4 answers

What should I do if I graduate from college with a degree I no longer desire?

Asked Las Vegas, Nevada

One of my greatest fears is to go to college for the wrong reason. I don't want to waste anyone's money, time, and efforts helping me only to end up with me being unhappy and no longer passionate at what I do. What should I do if I graduate college with a degree I thought I wanted, but ended up disliking in the future?

#college #college-advice
#degrees #happiness

4 answers

Jacqueline’s Answer


You would be surprised at how many students graduate from college with a degree they are no longer interested in. This is very common, especially among students who enter college immediately after graduating from high school. With this said, don't feel like a loser, believe it or not, you really did learn and what you learned is transferable to many, many jobs. In pursuing your degree, you learned to read and understand what you were reading, that in itself expanded your vocabulary, which allows you to express yourself at a higher level both verbally and in writing. I'm sure at least one of your professors decided it was a good idea to have you do group projects and in those group projects you learned teamwork, delegating, and conflict management. You probably also had that professor which you did not see eye to eye with and there you learned people skills, very important! Then there is the fact that you actually graduated! Well that means you learned time management, you also learned how to work well under pressure, can handle stress and obviously meet deadlines. Now that we have covered that, you can take a breather, get a job and hone in on those skills you wish to strengthen. After you've done this you can pursue your Master's degree in what you are interested in! Hope this helps!
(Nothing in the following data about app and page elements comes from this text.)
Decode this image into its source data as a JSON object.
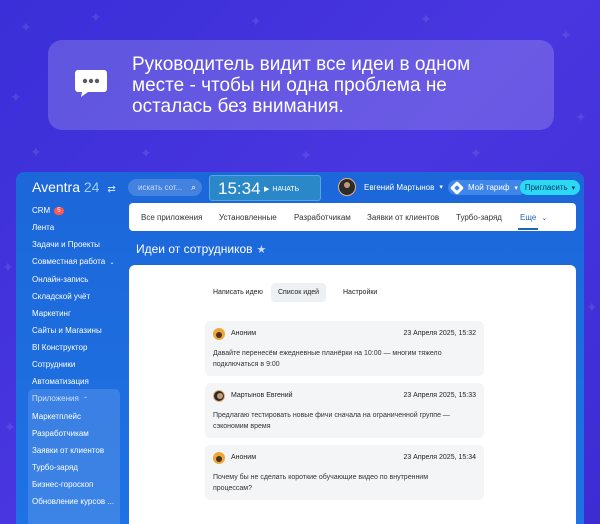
{
  "callout": {
    "icon": "speech-bubble-icon",
    "line1": "Руководитель видит все идеи в одном",
    "line2": "месте - чтобы ни одна проблема не",
    "line3": "осталась без внимания."
  },
  "topbar": {
    "logo_text": "Aventra",
    "logo_number": "24",
    "logo_switch": "⇄",
    "search_placeholder": "искать сот...",
    "clock_time": "15:34",
    "clock_start": "НАЧАТЬ",
    "user_name": "Евгений Мартынов",
    "tariff_label": "Мой тариф",
    "invite_label": "Пригласить"
  },
  "sidebar": {
    "crm_label": "CRM",
    "crm_badge": "5",
    "items": [
      "Лента",
      "Задачи и Проекты",
      "Совместная работа",
      "Онлайн-запись",
      "Складской учёт",
      "Маркетинг",
      "Сайты и Магазины",
      "BI Конструктор",
      "Сотрудники",
      "Автоматизация"
    ],
    "group_title": "Приложения",
    "group_items": [
      "Маркетплейс",
      "Разработчикам",
      "Заявки от клиентов",
      "Турбо-заряд",
      "Бизнес-гороскоп",
      "Обновление курсов ..."
    ]
  },
  "tabs": [
    "Все приложения",
    "Установленные",
    "Разработчикам",
    "Заявки от клиентов",
    "Турбо-заряд",
    "Еще"
  ],
  "page_title": "Идеи от сотрудников",
  "subtabs": [
    "Написать идею",
    "Список идей",
    "Настройки"
  ],
  "ideas": [
    {
      "author": "Аноним",
      "date": "23 Апреля 2025, 15:32",
      "line1": "Давайте перенесём ежедневные планёрки на 10:00 — многим тяжело",
      "line2": "подключаться в 9:00"
    },
    {
      "author": "Мартынов Евгений",
      "date": "23 Апреля 2025, 15:33",
      "line1": "Предлагаю тестировать новые фичи сначала на ограниченной группе —",
      "line2": "сэкономим время"
    },
    {
      "author": "Аноним",
      "date": "23 Апреля 2025, 15:34",
      "line1": "Почему бы не сделать короткие обучающие видео по внутренним",
      "line2": "процессам?"
    }
  ]
}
Jacob’s Answer

Updated Cleveland, Ohio

Hi, Maria Victoria,

I agree with what Jacqueline said - your concern is very common and college will likely be a valuable learning experience regardless of the degree you attain.

The simple fact of the matter is that our interests change as we get older. I think it is important to get a degree in a discipline that is applicable broadly. In other words, pursue a program that will enable you to be successful in a variety of career fields. It is terrific that you're thinking about this issue early. I wish I would have been more thoughtful in my approach to determining the field in which I majored. The important thing to remember is that, even if you do start to lose interest in the subject matter that applies most strictly to your degree, you can still pursue opportunities that are more in line with your interests. For example, if you majored in accounting and started working at one of the Big Four Accounting Firms but, after a year or two, felt that your passion was working with non-profit organizations, there are steps you can take to get to that goal. You could try to get on engagements with clients who do a lot of charitable work and find a local organization you are passionate about and begin volunteering for them. As you gain experience and build career capital, you will become a more attractive employee for that nonprofit and, if that organization is familiar with your personality and work ethic through your volunteering efforts, they are more likely to hire you (FYI, this approach is basically the one I am currently pursuing).

Finding your dream job may not happen overnight. Thinking that you will have everything figured out when you graduate college is unrealistic. If you work hard and pursue meaningful activities that interest you, then I think you will figure it out eventually. I linked a career guide below that I think is extremely beneficial. Read one section a day and you will be finished in no time.

Good luck - I hope this helps. Don't hesitate to reach out if you need to.

Jacob recommends the following next steps:

  • https://80000hours.org/career-guide/job-satisfaction/

Thomas’s Answer

Updated Orlando, Florida

No one know what the future holds for them and college is not for everyone. It is just one of the many sources of knowledge that we have access too. Other tools include, but are not limited to, Internships, On the Job Training, Self Teachings through the internet or library/bookstore, and Occupational Training schools. There are many options for all of us out there. Personally, I have used many of these to better myself. First thing though, is to find something you are passionate about and figure the best approach to make it a career.

Julio’s Answer


First, congratulations for being motivated to attend college and obtain your degree. It's extremely important for your future. If you feel you don't desire that degree you can always go back to school and complete another. Most companies just require a degree regardless of the field. You can always keep that degree and work in a field that makes you happy! Stay positive throughout the whole process.